DATASET ENTRIES:
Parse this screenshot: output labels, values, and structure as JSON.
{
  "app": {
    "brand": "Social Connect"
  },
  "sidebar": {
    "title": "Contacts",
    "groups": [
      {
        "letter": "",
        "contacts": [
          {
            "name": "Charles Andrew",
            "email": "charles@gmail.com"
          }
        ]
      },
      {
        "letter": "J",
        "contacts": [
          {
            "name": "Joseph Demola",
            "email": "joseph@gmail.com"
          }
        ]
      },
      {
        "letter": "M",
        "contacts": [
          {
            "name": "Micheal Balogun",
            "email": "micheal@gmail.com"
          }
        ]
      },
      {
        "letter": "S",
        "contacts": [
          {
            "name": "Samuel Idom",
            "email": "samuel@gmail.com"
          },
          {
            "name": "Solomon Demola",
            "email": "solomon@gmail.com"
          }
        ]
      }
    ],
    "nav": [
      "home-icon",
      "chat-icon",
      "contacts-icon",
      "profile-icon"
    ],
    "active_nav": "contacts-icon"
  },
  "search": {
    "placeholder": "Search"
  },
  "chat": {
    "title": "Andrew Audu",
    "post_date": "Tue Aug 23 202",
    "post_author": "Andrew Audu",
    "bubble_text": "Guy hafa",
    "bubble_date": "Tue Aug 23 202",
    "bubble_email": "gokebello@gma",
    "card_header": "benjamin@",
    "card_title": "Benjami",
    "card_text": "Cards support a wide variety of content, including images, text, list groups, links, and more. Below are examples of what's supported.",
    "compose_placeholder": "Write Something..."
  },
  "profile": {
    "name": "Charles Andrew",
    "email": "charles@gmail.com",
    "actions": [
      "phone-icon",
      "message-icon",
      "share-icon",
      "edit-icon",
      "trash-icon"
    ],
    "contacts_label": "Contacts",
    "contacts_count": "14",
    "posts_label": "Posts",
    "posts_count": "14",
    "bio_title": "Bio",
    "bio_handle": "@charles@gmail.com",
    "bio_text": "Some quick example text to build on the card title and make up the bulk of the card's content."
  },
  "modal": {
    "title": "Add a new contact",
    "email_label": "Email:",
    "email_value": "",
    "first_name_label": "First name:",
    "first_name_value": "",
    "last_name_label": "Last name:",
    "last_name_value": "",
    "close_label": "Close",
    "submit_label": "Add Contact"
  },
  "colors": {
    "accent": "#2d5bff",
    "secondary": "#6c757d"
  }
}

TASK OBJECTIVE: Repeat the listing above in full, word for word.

PROBLEM SOLUTION:
Parse this screenshot: output labels, values, and structure as JSON.
{
  "app": {
    "brand": "Social Connect"
  },
  "sidebar": {
    "title": "Contacts",
    "groups": [
      {
        "letter": "",
        "contacts": [
          {
            "name": "Charles Andrew",
            "email": "charles@gmail.com"
          }
        ]
      },
      {
        "letter": "J",
        "contacts": [
          {
            "name": "Joseph Demola",
            "email": "joseph@gmail.com"
          }
        ]
      },
      {
        "letter": "M",
        "contacts": [
          {
            "name": "Micheal Balogun",
            "email": "micheal@gmail.com"
          }
        ]
      },
      {
        "letter": "S",
        "contacts": [
          {
            "name": "Samuel Idom",
            "email": "samuel@gmail.com"
          },
          {
            "name": "Solomon Demola",
            "email": "solomon@gmail.com"
          }
        ]
      }
    ],
    "nav": [
      "home-icon",
      "chat-icon",
      "contacts-icon",
      "profile-icon"
    ],
    "active_nav": "contacts-icon"
  },
  "search": {
    "placeholder": "Search"
  },
  "chat": {
    "title": "Andrew Audu",
    "post_date": "Tue Aug 23 202",
    "post_author": "Andrew Audu",
    "bubble_text": "Guy hafa",
    "bubble_date": "Tue Aug 23 202",
    "bubble_email": "gokebello@gma",
    "card_header": "benjamin@",
    "card_title": "Benjami",
    "card_text": "Cards support a wide variety of content, including images, text, list groups, links, and more. Below are examples of what's supported.",
    "compose_placeholder": "Write Something..."
  },
  "profile": {
    "name": "Charles Andrew",
    "email": "charles@gmail.com",
    "actions": [
      "phone-icon",
      "message-icon",
      "share-icon",
      "edit-icon",
      "trash-icon"
    ],
    "contacts_label": "Contacts",
    "contacts_count": "14",
    "posts_label": "Posts",
    "posts_count": "14",
    "bio_title": "Bio",
    "bio_handle": "@charles@gmail.com",
    "bio_text": "Some quick example text to build on the card title and make up the bulk of the card's content."
  },
  "modal": {
    "title": "Add a new contact",
    "email_label": "Email:",
    "email_value": "",
    "first_name_label": "First name:",
    "first_name_value": "",
    "last_name_label": "Last name:",
    "last_name_value": "",
    "close_label": "Close",
    "submit_label": "Add Contact"
  },
  "colors": {
    "accent": "#2d5bff",
    "secondary": "#6c757d"
  }
}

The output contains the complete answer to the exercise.